THE owner of an award-winning garden who wants to convert a derelict potting shed into a home has been told to think again.
John Williams began redeveloping Land Farm at the head of the picturesque Colden Valley 35 years ago.
His historic home and sculpture garden have featured on radio and television, have been open to the public and have helped promote artists, musicians and charities.
But he and his wife are planning to retire and want their children to preserve all their hard work by living in their 18th century home.
They have drawn up plans to move into a semi-derelict shed which they want to convert into a huge single-storey eco-house.
“The proposal contributes towards regeneration and maintaining rural diversification,” argued Mr William’s architects.
The couple also proposed to restore the nearby mill pond with a view to generating hydro electricity.

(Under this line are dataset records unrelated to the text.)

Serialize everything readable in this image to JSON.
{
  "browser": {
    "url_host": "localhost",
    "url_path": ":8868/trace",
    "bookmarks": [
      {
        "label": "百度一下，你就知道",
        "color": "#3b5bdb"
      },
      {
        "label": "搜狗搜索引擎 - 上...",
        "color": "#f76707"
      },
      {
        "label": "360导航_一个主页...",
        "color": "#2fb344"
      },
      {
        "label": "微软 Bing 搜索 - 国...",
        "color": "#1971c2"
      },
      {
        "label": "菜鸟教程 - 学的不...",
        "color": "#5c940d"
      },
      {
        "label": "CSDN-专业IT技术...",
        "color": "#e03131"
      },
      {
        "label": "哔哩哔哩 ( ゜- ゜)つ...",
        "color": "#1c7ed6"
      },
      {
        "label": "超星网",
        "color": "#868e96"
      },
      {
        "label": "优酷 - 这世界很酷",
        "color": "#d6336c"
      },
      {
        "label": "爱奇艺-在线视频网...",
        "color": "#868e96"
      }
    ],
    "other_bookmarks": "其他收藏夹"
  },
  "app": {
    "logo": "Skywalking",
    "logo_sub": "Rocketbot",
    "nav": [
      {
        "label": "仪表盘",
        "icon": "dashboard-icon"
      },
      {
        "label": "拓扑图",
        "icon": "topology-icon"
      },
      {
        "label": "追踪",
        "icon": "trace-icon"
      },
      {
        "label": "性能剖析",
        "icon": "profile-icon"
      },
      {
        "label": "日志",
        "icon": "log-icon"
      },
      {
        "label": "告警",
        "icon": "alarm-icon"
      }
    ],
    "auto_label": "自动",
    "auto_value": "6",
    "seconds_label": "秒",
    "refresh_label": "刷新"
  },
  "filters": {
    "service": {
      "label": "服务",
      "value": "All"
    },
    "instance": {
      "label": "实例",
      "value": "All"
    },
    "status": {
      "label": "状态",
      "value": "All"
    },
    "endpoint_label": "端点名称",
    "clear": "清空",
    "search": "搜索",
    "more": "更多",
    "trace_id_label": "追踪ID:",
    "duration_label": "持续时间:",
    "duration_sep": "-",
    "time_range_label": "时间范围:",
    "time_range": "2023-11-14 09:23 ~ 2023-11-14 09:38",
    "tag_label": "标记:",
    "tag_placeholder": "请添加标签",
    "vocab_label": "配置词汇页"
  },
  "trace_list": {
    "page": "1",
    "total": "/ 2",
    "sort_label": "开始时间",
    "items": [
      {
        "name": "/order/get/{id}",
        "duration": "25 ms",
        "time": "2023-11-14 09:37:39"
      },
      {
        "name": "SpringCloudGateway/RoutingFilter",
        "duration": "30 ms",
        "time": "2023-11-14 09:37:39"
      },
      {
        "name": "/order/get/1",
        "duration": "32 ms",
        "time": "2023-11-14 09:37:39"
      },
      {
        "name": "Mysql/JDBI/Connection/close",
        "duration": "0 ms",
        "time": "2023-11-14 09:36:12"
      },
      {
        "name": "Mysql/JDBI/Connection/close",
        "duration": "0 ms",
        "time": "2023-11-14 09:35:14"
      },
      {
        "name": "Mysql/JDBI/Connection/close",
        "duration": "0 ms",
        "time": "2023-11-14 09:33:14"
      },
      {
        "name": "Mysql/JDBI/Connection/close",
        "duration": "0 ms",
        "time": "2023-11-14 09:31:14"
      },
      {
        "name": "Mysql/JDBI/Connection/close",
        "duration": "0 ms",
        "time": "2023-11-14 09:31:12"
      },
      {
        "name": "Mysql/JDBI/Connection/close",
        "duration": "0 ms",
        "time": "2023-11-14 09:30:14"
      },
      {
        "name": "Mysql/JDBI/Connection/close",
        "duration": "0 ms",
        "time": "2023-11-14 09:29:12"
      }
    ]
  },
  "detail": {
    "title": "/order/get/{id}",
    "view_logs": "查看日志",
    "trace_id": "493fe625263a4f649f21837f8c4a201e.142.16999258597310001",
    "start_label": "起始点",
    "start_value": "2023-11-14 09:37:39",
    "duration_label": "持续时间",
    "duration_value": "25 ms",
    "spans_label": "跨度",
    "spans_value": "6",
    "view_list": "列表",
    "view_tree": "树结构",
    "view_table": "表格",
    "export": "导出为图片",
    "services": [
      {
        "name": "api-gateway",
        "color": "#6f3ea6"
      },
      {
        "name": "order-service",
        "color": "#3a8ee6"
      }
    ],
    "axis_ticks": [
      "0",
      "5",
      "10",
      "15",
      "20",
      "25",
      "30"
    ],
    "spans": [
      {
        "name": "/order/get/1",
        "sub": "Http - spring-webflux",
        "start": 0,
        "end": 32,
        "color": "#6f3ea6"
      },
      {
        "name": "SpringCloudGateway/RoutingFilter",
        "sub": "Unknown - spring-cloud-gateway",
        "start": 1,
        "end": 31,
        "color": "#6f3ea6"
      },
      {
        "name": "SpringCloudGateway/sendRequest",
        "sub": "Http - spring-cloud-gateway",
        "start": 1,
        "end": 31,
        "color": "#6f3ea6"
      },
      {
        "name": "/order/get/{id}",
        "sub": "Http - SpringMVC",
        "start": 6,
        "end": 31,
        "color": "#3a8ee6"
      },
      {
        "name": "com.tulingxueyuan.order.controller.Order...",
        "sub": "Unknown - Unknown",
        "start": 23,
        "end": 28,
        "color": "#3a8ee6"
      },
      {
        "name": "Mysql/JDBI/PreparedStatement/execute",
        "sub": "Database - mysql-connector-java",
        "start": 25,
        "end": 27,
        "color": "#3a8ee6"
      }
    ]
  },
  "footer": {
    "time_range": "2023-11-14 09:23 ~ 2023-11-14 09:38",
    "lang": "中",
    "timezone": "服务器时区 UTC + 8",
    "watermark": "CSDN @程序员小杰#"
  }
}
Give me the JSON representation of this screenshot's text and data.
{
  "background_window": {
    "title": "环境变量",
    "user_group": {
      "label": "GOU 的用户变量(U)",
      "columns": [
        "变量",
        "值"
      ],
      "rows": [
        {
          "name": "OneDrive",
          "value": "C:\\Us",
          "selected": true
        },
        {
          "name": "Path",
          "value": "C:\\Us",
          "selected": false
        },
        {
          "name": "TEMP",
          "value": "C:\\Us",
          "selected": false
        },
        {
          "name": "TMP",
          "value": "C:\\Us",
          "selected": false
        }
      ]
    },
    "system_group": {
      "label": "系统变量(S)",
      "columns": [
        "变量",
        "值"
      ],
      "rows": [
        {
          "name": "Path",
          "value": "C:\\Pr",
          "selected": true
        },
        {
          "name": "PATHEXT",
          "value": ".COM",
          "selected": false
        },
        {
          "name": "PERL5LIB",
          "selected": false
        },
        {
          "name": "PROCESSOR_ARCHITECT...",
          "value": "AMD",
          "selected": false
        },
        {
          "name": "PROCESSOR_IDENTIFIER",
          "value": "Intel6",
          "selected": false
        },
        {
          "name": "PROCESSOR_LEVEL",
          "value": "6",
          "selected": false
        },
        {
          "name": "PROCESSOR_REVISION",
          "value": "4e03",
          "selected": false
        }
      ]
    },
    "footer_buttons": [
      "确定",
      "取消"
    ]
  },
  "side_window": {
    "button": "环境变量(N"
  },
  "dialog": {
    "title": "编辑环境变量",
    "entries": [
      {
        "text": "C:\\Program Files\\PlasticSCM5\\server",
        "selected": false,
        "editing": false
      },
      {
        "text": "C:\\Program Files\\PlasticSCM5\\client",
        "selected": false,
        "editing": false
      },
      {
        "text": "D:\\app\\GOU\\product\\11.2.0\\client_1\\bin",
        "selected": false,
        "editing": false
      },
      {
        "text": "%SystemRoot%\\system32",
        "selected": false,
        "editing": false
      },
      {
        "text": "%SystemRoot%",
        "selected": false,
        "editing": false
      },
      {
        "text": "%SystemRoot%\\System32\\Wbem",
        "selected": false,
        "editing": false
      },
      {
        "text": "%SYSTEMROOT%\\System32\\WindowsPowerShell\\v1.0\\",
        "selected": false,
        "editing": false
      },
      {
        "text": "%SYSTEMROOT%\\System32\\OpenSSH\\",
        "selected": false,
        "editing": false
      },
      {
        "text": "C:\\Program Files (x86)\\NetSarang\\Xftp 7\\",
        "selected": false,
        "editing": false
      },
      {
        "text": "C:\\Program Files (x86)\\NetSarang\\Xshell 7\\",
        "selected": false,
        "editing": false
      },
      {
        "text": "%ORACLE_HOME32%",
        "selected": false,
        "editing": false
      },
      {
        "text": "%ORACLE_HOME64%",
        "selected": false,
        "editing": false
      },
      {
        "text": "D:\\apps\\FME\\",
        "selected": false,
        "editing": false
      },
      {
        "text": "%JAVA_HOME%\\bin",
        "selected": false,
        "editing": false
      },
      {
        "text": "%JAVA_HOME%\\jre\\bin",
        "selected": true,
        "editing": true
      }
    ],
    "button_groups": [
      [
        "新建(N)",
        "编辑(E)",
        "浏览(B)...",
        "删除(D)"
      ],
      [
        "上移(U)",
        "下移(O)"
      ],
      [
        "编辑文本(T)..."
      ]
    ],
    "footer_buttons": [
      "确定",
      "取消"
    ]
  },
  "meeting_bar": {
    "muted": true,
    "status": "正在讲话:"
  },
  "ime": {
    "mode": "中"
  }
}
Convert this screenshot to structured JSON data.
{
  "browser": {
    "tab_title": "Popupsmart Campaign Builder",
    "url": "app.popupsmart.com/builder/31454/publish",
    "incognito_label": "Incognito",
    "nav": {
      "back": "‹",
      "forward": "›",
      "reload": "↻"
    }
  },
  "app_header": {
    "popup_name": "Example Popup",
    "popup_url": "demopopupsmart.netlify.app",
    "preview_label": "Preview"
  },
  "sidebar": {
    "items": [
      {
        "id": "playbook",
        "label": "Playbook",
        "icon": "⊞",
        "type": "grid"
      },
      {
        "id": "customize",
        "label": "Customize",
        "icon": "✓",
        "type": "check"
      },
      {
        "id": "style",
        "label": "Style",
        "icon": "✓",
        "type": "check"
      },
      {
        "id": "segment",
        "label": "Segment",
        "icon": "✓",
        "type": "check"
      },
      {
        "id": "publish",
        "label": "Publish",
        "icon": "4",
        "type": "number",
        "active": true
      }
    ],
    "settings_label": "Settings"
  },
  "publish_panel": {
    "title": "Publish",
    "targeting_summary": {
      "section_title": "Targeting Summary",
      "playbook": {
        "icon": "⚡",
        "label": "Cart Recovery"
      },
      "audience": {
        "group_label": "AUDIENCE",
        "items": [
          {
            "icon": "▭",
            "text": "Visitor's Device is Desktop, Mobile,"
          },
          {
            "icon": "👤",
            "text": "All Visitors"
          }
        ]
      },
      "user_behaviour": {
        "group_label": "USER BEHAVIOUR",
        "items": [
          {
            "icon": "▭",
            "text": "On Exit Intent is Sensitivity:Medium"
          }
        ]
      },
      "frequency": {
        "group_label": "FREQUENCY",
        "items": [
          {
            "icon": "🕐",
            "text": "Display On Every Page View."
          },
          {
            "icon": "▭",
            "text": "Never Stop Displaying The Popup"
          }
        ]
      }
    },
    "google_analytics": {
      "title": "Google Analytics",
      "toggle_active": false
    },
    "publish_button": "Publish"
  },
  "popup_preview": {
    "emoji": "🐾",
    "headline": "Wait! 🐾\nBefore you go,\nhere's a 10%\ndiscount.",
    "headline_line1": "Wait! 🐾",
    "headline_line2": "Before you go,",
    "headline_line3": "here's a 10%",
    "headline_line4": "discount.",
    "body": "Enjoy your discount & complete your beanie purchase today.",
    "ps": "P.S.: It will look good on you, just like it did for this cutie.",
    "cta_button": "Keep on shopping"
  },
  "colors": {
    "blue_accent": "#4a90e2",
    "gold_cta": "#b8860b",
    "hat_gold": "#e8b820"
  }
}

But Calderdale Council planning officers have rejected the housing proposal because they doubt that the growing shed can be successfully adapted as the 100ft long four-bedroomed bungalow will be twice the height of the existing building.
There are also questions over the access and drainage arrangements.
“The proposal is arguably disproportionate in scale to the existing building and is not considered to be in a suitable location,” according to Calderdale Council’s head of planning, Geoff Willerton. But Mr Williams says that view is short-sighted and he is likely to appeal.
“When I moved here 47 years ago, nearly every house at this end of the valley was derelict but they have been restored over time and I want to see the transformation completed.
“We want to contribute to that by putting a superb and, I hope, an award-winning building on the footprint of the shed. Our initial talks with the planners were encouraging, so I am a bit surprised at their refusal.”
Land Farm gardens are now open as part of the National Gardens Scheme.